One of the most fascinating audio documents from the last decade was no doubt The Conet Project: Recordings from Shortwave Numbers Stations, a four CD set of recordings from mysterious radio transmissions of unknown provenance believed to be secret government communications. They generally consist of male or female voices in varying languages reading streams of numbers, letters, or even morse code. (Wilco's popular album, 'Yankee Hotel Foxtrot' takes its name from a sample of the set.) 'Shift Coordinate Points,' by Dutch composer Esther Venrooy, takes these transmissions as its material and inspiration. It will air November 21st, as one of four projects that make up Disturbance, 'a series of internet radio broadcasts' curated by Washington DC-based Niels Van Tomme. Every Wednesday in November a different composition is being broadcast around a sonic or psychological disturbance that affected the artist. All nightly transmissions are being transmitted from art@radio, an online radio station based in Baltimore, Maryland focusing on experimental sonic culture. Although Venrooy's is the only one to reference Numbers Stations, all of the projects function as personalized appropriations of this rigidly hermetic system. - David Michael Perez

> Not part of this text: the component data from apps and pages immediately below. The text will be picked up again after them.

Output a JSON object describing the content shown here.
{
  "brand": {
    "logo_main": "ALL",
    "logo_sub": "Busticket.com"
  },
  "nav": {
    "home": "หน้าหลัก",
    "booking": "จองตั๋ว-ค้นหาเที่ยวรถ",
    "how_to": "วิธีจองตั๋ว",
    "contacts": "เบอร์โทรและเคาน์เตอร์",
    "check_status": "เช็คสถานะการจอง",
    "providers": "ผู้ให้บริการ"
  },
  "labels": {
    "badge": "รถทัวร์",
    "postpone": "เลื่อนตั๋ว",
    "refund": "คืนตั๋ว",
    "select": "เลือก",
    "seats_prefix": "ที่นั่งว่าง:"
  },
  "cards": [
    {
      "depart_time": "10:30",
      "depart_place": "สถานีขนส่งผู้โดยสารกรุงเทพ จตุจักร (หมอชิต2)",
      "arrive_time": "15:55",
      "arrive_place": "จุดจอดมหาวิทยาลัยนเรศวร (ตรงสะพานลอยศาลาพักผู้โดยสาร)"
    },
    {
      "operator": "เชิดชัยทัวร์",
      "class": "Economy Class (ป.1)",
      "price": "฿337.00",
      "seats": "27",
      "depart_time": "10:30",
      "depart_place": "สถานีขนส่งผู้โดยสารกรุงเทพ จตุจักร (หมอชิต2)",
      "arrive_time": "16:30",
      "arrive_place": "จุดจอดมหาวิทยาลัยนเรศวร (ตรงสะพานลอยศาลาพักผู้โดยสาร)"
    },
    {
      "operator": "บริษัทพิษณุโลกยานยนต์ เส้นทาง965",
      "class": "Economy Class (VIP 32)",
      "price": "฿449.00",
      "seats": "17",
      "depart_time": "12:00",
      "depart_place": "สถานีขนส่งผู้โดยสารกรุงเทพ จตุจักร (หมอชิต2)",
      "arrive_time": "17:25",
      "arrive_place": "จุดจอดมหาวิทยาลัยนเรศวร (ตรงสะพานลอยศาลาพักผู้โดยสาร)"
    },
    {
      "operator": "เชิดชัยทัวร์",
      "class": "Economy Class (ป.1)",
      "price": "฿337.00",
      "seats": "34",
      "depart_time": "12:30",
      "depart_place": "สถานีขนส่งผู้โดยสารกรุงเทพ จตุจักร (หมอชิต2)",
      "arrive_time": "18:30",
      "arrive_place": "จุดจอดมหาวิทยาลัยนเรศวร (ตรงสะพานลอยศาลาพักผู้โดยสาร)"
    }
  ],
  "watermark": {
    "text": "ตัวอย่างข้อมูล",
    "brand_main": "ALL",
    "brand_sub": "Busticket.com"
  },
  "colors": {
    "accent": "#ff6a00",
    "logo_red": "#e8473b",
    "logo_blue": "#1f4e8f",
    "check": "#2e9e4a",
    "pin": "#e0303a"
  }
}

As Naomi Klein's new book--The Shock Doctrine--explores, advanced capitalism is more dependent than ever on global disasters, natural and otherwise. The Political Equator II is a two-day trans-border event investigating the geography of post-9/11 global politics taking place between November 16th and 17th. In many ways, the event is a reaction to theories embodied in Thomas Barnett's influential book, The Pentagon's New Map, which divides the globe into a "Functioning Core" and a "Non-Integrating Gap." In opposition, The Political Equator II foregrounds "the notion of a collective territory, but also a territory of collaboration that transgresses hemispheric boundaries." Pairing urbanists, architects, and activists, several of the projects involve crossing between the USA and Mexico including the world's busiest border in Tijuana.